Climbing out of Pianella on the last leg

Preparation. For me, preparation for this event meant getting lots of miles on my bike of choice. That also meant riding in the equipment that I would be using during the event. Using my leather shoes and toe-clips was a blast from past and felt quite foreign at first but after a while it did not seem so different. The same with the geometry of the bike which felt a little wrong to me when I first started riding it, but once again after I put some miles on it began to feel okay. Eventually, riding the Legnano in vintage gear began to feel like I was just riding my bike and not some vintage museum piece. I knew that the support offered on this ride would be different than at other events. There was not a Powerbar or Gatorade in sight! Luckily for me eating Parma Ham, bread dipped in olive oil and cheese is not much of a departure from my normal diet. Not to mention a little glass of Chianti at the ristori to aid digestion! Really, any other food would have been out of place on this ride. I must say, that Italians in addition to their being superior cyclists, also have a flair for eating properly. The rustic quality of the food is very much to my liking, emphasis on the quality!!!

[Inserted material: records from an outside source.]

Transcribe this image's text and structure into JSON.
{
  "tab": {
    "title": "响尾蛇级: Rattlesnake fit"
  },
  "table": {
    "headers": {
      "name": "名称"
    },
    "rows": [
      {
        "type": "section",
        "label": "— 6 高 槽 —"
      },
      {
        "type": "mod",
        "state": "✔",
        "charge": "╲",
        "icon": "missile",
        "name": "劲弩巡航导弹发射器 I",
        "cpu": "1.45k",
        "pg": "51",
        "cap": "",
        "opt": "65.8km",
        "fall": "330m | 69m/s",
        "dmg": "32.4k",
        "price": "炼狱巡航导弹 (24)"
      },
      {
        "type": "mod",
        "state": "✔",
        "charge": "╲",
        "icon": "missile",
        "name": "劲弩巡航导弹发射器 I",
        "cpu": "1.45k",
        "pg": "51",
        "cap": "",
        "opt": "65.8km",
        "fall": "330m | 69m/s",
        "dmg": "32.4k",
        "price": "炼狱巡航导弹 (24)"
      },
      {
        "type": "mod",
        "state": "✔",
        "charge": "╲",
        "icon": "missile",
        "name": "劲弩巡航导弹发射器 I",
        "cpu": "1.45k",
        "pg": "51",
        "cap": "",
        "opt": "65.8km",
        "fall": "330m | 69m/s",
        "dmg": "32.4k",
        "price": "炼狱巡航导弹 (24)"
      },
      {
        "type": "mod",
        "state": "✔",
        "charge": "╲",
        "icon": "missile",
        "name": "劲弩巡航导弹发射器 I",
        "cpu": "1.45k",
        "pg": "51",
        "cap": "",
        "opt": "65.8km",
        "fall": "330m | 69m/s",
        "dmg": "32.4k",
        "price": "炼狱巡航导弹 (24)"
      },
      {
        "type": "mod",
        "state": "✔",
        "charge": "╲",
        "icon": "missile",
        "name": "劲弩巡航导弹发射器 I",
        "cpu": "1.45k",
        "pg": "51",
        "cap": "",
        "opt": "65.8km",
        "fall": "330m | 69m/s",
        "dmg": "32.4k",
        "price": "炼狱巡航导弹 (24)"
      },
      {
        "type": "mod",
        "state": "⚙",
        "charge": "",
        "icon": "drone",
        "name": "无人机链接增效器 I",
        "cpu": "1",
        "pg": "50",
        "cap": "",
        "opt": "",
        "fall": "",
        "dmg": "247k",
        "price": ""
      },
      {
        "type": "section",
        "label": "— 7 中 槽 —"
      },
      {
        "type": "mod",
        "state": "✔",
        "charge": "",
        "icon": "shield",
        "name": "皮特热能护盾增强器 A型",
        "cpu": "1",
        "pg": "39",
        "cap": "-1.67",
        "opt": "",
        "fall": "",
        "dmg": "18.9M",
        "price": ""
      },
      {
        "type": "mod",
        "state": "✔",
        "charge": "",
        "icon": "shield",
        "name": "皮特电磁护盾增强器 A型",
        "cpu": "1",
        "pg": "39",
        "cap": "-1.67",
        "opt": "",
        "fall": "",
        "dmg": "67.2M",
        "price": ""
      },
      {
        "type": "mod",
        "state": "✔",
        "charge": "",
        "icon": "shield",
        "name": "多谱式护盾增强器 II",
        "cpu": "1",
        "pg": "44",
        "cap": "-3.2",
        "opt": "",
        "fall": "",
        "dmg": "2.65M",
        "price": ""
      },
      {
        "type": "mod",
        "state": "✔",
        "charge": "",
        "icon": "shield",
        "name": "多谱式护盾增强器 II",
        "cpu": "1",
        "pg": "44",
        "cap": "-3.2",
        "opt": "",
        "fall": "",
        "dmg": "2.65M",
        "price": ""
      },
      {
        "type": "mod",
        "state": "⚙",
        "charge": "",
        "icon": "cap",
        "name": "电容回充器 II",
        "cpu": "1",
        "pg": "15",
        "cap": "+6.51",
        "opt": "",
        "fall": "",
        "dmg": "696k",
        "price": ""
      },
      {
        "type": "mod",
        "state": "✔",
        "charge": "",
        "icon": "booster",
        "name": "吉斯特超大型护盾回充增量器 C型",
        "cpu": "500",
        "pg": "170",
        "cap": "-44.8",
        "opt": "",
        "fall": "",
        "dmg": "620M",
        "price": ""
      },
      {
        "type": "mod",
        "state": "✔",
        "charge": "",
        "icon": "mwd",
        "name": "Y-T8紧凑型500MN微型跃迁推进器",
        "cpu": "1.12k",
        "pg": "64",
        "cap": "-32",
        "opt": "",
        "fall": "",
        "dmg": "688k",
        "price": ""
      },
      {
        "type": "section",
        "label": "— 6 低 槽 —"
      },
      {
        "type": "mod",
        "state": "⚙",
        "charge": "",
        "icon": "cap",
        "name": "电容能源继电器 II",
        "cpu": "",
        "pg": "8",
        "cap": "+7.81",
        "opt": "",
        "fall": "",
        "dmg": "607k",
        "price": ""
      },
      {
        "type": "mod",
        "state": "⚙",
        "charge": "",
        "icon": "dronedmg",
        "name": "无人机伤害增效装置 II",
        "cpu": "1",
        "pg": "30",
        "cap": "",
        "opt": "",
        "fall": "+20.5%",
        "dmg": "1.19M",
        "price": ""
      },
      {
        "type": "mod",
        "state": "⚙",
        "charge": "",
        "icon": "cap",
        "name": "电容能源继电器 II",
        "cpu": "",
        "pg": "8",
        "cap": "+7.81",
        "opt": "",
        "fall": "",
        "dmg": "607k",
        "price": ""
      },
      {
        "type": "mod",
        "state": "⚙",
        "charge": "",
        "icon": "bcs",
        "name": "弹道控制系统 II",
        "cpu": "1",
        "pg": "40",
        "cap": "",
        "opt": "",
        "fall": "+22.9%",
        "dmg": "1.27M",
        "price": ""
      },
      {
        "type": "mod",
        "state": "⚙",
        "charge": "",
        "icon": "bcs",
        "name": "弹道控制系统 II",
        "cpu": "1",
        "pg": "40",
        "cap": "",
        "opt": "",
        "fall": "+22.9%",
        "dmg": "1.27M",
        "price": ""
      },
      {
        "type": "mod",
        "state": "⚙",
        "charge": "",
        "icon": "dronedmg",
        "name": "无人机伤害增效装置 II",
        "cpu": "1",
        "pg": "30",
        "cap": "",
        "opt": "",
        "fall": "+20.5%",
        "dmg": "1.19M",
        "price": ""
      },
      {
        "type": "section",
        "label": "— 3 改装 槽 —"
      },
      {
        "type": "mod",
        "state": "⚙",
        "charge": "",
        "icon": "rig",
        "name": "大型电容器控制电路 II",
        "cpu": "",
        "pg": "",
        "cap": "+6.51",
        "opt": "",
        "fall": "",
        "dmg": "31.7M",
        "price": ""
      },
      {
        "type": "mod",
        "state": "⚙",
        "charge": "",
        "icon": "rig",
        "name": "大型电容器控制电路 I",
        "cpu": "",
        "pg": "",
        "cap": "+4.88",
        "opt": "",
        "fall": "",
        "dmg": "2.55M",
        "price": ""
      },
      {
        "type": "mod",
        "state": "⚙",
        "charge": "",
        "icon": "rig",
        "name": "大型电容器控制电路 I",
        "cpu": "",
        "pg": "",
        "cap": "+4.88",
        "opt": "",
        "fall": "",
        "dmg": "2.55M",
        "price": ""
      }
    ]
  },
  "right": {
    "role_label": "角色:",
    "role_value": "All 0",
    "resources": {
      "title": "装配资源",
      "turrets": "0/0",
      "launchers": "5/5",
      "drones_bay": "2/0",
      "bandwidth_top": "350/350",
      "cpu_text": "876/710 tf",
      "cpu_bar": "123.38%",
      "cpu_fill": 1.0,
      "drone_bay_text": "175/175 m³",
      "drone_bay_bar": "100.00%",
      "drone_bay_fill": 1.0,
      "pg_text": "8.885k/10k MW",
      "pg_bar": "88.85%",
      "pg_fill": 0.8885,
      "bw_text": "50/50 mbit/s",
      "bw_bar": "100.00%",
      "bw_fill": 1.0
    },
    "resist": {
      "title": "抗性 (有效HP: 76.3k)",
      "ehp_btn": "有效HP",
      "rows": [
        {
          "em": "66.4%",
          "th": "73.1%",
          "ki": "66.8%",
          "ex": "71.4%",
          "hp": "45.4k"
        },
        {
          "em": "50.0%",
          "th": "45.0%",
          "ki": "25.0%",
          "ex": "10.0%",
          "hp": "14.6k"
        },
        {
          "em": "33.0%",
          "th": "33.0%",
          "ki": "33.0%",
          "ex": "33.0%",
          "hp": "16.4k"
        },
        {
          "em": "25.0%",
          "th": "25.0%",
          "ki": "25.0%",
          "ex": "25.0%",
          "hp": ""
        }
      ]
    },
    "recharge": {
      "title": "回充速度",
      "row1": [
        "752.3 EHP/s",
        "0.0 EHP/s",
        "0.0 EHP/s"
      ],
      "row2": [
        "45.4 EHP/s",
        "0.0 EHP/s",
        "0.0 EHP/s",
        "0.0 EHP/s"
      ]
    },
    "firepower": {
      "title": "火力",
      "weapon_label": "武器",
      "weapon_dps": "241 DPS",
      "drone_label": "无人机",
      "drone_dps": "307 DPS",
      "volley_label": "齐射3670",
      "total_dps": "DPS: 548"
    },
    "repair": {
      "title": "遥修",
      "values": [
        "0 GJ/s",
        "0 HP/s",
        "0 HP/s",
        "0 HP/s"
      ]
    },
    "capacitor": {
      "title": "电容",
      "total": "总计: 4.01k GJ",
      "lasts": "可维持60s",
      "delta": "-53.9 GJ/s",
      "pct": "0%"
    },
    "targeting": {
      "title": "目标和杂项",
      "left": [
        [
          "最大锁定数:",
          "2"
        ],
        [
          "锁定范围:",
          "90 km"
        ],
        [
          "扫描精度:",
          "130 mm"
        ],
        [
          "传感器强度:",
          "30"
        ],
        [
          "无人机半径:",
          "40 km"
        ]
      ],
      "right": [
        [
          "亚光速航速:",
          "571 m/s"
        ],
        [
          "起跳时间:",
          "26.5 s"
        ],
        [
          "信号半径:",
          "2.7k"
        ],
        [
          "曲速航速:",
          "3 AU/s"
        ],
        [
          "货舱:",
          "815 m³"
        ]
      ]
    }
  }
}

Me at the finish, sweaty, cold and hungry!

In the future. The question we all ask after an event is “would you come back and do it again”? Immediately after an event we often say never again, but I suffer from the same amnesia that afflicts other riders at some point and after a week or so you begin to think, well maybe. So, if the opportunity presented itself again I would not hesitate to ride L’Eroica in the future. I might even try to find an older bike to ride just to enhance the experience! Mostly though I just love riding in Italy, and there are other regions as well as other vintage events to ride in. I hope to go back at some point and enjoy again all that Italy has to offer the cyclist!